Maryland only allows medical cannabis dispensaries to sell products that are grown and processed in the state by approved and regulated facilities. Most dispensaries stock a wide array of cannabis products: tablets, tinctures, patches, oil-filled vape pens, lotions and multiple strains of flower to smoke. Some products are potent; they contain high concentrations of THC. Others contain little or no THC and are primarily composed of the nonpsychoactive CBD oil.


William Askinazi, 60, owns the dispensary with two partners, he says. He saw the potential of medicinal cannabis years ago, when a prescription drug based on a synthetic component of marijuana resolved his son’s serious gastrointestinal problems. Askinazi, a corporate lawyer, former assistant secretary for Maryland’s Department of Commerce and local Republican activist, mortgaged his home and devoted years to opening the dispensary. “It’s the most heavily regulated industry that I have ever been involved in,” he says. “You have to spend a lot of time to do it right.”

Entrepreneurs who’ve opened medical cannabis dispensaries in Maryland are pioneers, and many say they are reminded of that daily. Even in liberal Montgomery County, some dispensary owners or operators say it was difficult to find landlords willing to rent commercial space to them.

“Finding space was definitely a challenge, and convincing people that this would not be some hotbed of criminal activity,” says Rebecca Brown, who helped open the RISE Bethesda dispensary in the Wildwood Medical Center after other landlords turned her down. “This is as quiet as a CVS.”

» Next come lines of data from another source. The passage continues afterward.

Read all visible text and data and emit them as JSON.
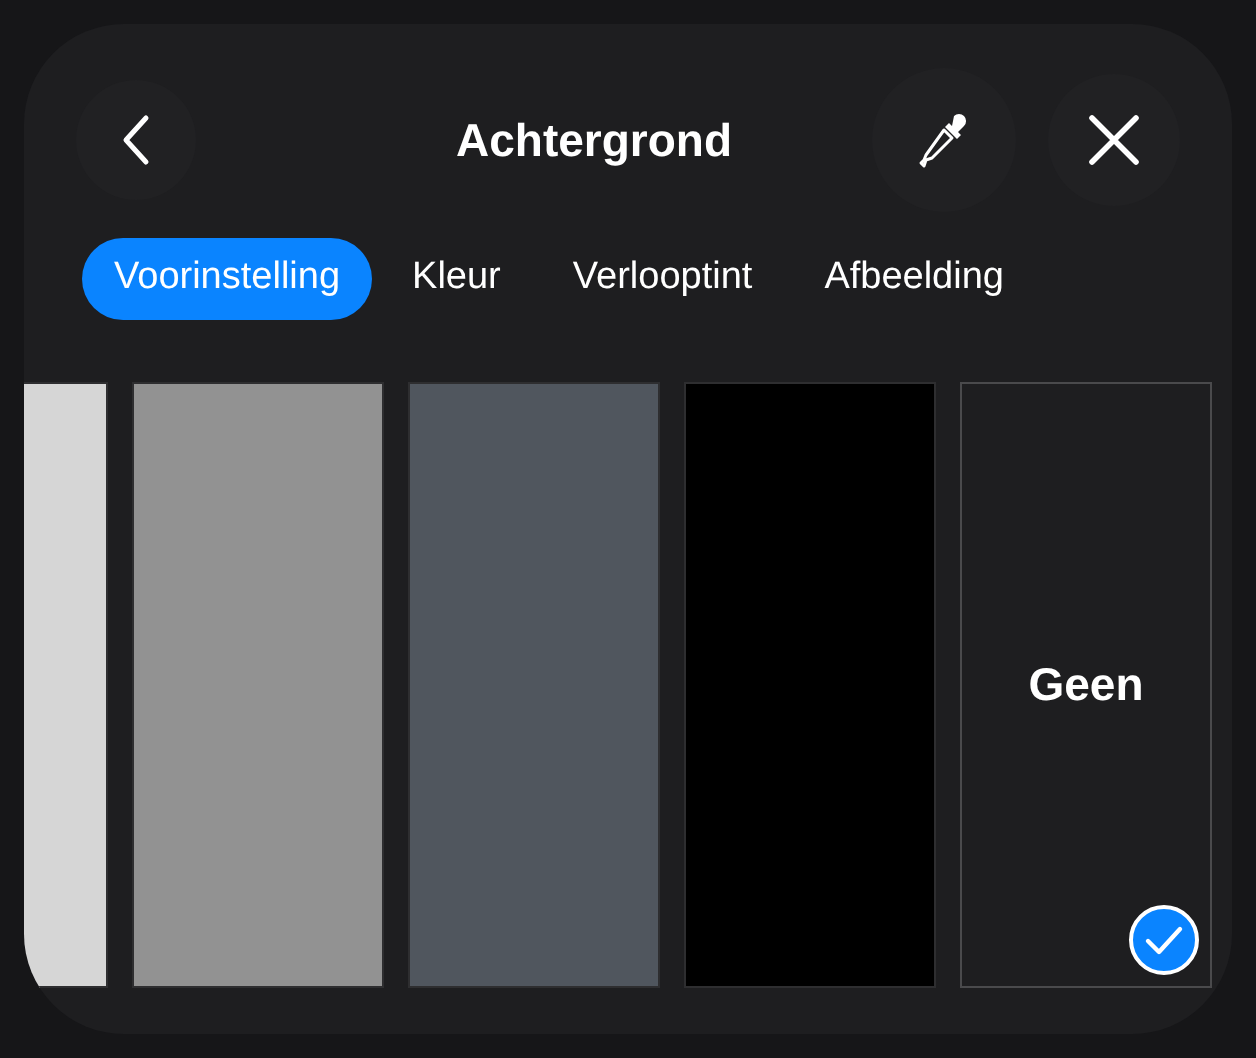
{
  "header": {
    "title": "Achtergrond"
  },
  "tabs": [
    {
      "label": "Voorinstelling",
      "selected": true
    },
    {
      "label": "Kleur",
      "selected": false
    },
    {
      "label": "Verlooptint",
      "selected": false
    },
    {
      "label": "Afbeelding",
      "selected": false
    }
  ],
  "swatches": [
    {
      "kind": "color",
      "color": "#d6d6d6",
      "selected": false
    },
    {
      "kind": "color",
      "color": "#929292",
      "selected": false
    },
    {
      "kind": "color",
      "color": "#50565e",
      "selected": false
    },
    {
      "kind": "color",
      "color": "#000000",
      "selected": false
    },
    {
      "kind": "none",
      "label": "Geen",
      "selected": true
    }
  ]
}
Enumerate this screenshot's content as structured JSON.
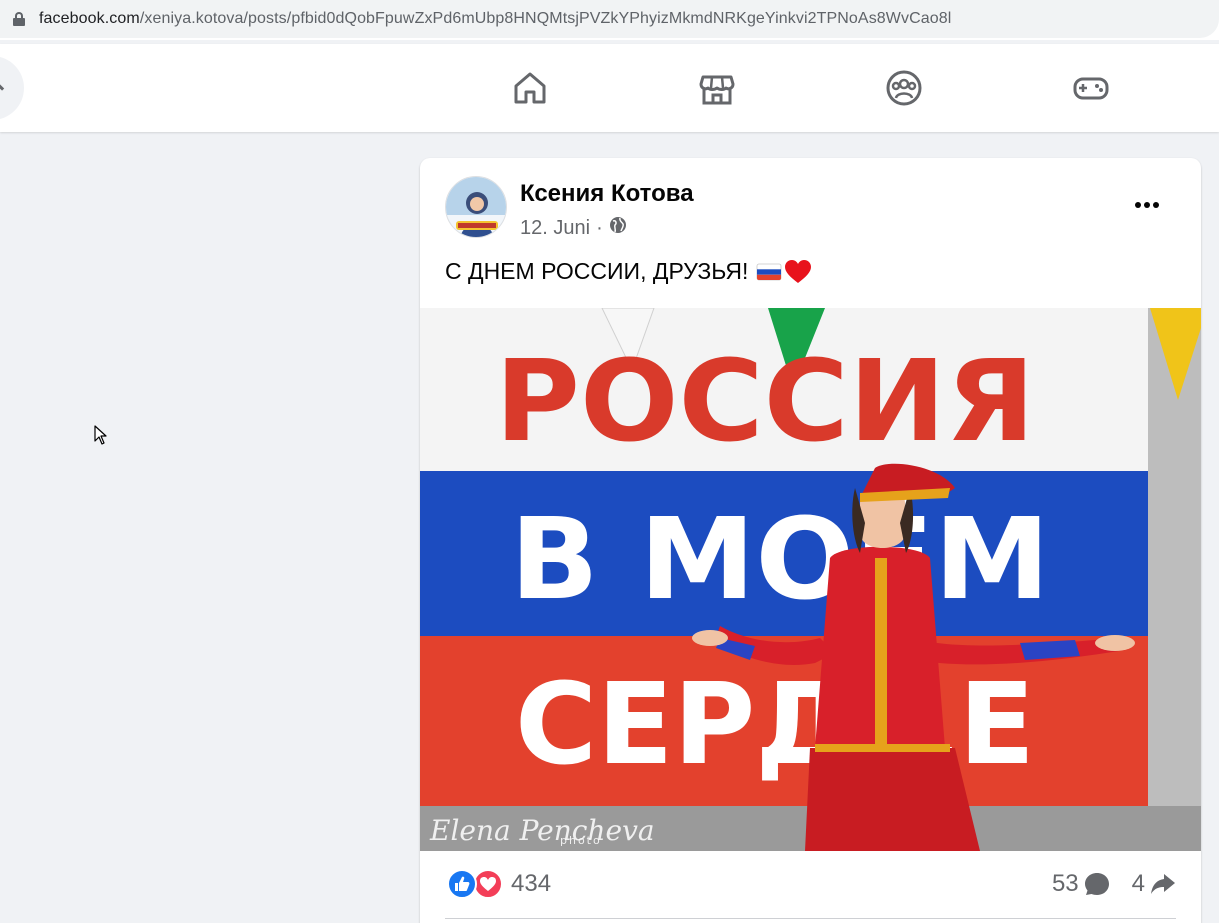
{
  "browser": {
    "url_domain": "facebook.com",
    "url_path": "/xeniya.kotova/posts/pfbid0dQobFpuwZxPd6mUbp8HNQMtsjPVZkYPhyizMkmdNRKgeYinkvi2TPNoAs8WvCao8l"
  },
  "nav": {
    "icons": [
      "home-icon",
      "marketplace-icon",
      "groups-icon",
      "gaming-icon"
    ]
  },
  "post": {
    "author": "Ксения Котова",
    "date": "12. Juni",
    "separator": "·",
    "audience_icon": "globe-icon",
    "text": "С ДНЕМ РОССИИ, ДРУЗЬЯ!",
    "text_emojis": [
      "russia-flag-emoji",
      "red-heart-emoji"
    ],
    "image": {
      "banner_lines": [
        "РОССИЯ",
        "В МОЁМ",
        "СЕРДЦЕ"
      ],
      "watermark": "Elena Pencheva",
      "watermark_sub": "photo"
    },
    "reactions": {
      "types": [
        "like",
        "love"
      ],
      "count": "434"
    },
    "comments_count": "53",
    "shares_count": "4"
  },
  "colors": {
    "fb_blue": "#1877f2",
    "love_red": "#f33e58",
    "flag_white": "#ffffff",
    "flag_blue": "#1c4cc0",
    "flag_red": "#e3412d"
  }
}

Finding a bank willing to open a business account for a cannabis dispensary is even tougher. Banks are federally regulated, and selling marijuana—while legal in Maryland through its regulated medical cannabis program—is still a federal crime. For that reason, the few banks willing to do business with cannabis dispensaries in Maryland ask them not to publicize it, owners say.

Warren Lemley, 33, grew up in Rockville, graduated from Thomas S. Wootton High School, and is now a part owner of Peake ReLeaf. The medical cannabis dispensary opened in Rockville in May.


Warren Lemley is a part owner of Peake ReLeaf, a medical cannabis dispensary in Rockville. On a recent morning, he rearranges the merchandise before the first customers arrive. Photo by April Witt.


Opening Peake ReLeaf cost more than $1 million, Lemley says. Some upfront expenses aren’t obvious to the casual observer, like a 48-hour battery backup to keep the security system running during power outages, humidity-controlled storage to keep marijuana buds at peak freshness, and an industrial-size carbon filter to keep the smell of cannabis from wafting through the neighborhood. Lemley and his initial partners took on additional investors.

Before he moved home to Maryland to open the dispensary, Lemley managed a restaurant in West Virginia. “Working in the restaurant industry, the highlight of my day would be helping someone have a great anniversary or birthday celebration,” he says. Now he feels like he’s improving the quality of people’s lives more fundamentally. “That’s something that brings me a tremendous amount of joy. ”


The cost of being a pioneer, however, isn’t just counted in dollars and regulatory red tape. Lemley and his wife have two daughters. The oldest is 13 and has had years of instruction in public schools about the dangers of drugs, including marijuana. “We took it upon ourselves to educate her about medical cannabis [and] why it was important for medical cannabis to be available,” Lemley says. “I don’t like saying it, but we didn’t want her to think that quote-unquote Daddy was a drug dealer.”